MoCPOC, chaired by Mary Bianchi, Aunt of Martha Johnston, seeks to leverage community resources in an open format that informs all partners on the current needs of Martha’s Place and to stimulates ideas, discussion and solutions to ensure children’s needs are being met through the System of Care. MoCPOC is made up of representatives from agencies and individuals including: Center for Family Strengthening, SLO County Child Welfare Services, SLO County Health Agency, SELPA, Community Action Partnership of SLO County, and County Supervisor Bruce Gibson.
MoCPOC’s Vision is for the community of San Luis Obispo to ensure all children will receive any interventions, treatment and support they may need to reach their highest level of growth and development; live safely in their homes, succeed in school, have meaningful friendships, grow up healthy, and become resilient citizens of our community.
A special message from Mary Bianchi:
Please contribute to the Friends of Martha’s Place Fund. Contact Center for Family Strengthening at 805 543-6216 or firstname.lastname@example.org for more information. All contributions are tax deductible.
Martha’s Place Assessment and Treatment Team Includes:
Program Supervisor: Katie Cohen, LMFT, PsyD
Mental Health Therapists: Casey Roos, LMFT, Jill Anderson, LMFT, Rachel McSpadden-Tarver, LMFT, RPTS
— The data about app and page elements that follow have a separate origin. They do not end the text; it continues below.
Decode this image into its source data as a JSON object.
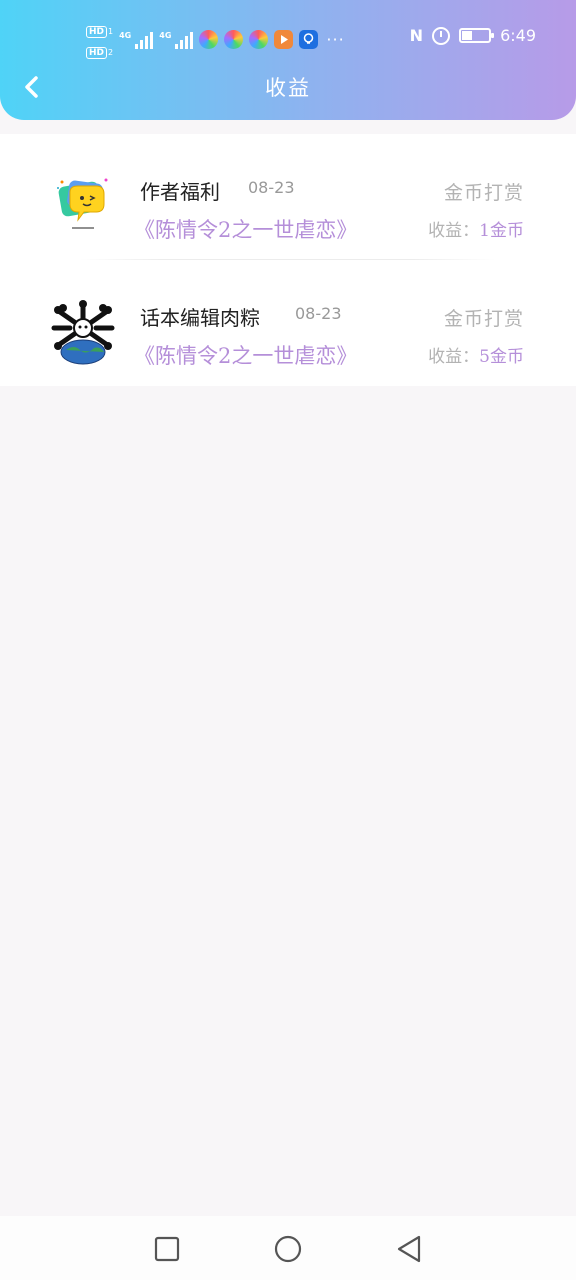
{
  "status_bar": {
    "hd1": "HD",
    "hd1_sub": "1",
    "hd2": "HD",
    "hd2_sub": "2",
    "signal1_label": "4G",
    "signal2_label": "4G",
    "more_indicator": "···",
    "nfc_label": "N",
    "time": "6:49",
    "battery_level": 0.4,
    "app_icons": [
      "colorful-ring-app-icon",
      "colorful-ring-app-icon",
      "colorful-ring-app-icon",
      "orange-video-app-icon",
      "blue-bulb-app-icon"
    ]
  },
  "header": {
    "title": "收益",
    "back_icon": "chevron-left-icon",
    "gradient": [
      "#4fd3f7",
      "#8fb2ef",
      "#b79be8"
    ]
  },
  "records": [
    {
      "avatar": "yellow-chat-bubble-avatar",
      "name": "作者福利",
      "date": "08-23",
      "book": "《陈情令2之一世虐恋》",
      "type": "金币打赏",
      "earn_label": "收益：",
      "earn_value": "1金币"
    },
    {
      "avatar": "globe-crossbones-avatar",
      "name": "话本编辑肉粽",
      "date": "08-23",
      "book": "《陈情令2之一世虐恋》",
      "type": "金币打赏",
      "earn_label": "收益：",
      "earn_value": "5金币"
    }
  ],
  "colors": {
    "accent_purple": "#b58fd9",
    "muted_gray": "#b3b3b3",
    "page_bg": "#f8f6f8"
  },
  "nav_bar": {
    "icons": [
      "square-recents-icon",
      "circle-home-icon",
      "triangle-back-icon"
    ]
  }
}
Public Health Nurses: Laura Ottrando, RN, and Betty Wighton, RN
Pediatricians: Nisha Abdul Cader, MD, and Christy Mulkerin, MD
Health Information Technician: Michelle Archer
Reception/Administrative Assistant: Elizabeth Schmidt
Elizabeth Family Advocate: Marivel Flores
Public Health Administrative Assistant: Mary Teresi
We are so pleased to share the accomplishments of the Promotores Collaborative of San Luis Obispo County during the past year.
- Trained Promotores provided over 360 hours at food bank distribution sites around SLO County promoting self-sufficiency in meeting food needs. This project is in collaboration with the Food Bank Coalition of San Luis Obispo County through a USDA Community Food Project Grant.
- 29 Home Visits were conducted for families with special needs children by Promotores who serve as bilingual coaches/mentors trained to help families understand the multiple resources available. In 2017, the San Luis Obispo County Promotores Collaborative joined Parents Helping Parents to help families improve access to services provided by the Tri-County Regional Center.
- Certified Promotores Mental Health Interpreters served a total of 181 families receiving County Mental Health Services. The Latino Mental Health Enhancement Collaborative compliments the contract Promotores has with the County of San Luis Obispo BehavioralHealth Dept. through the Mental Health Services Act (MHSA).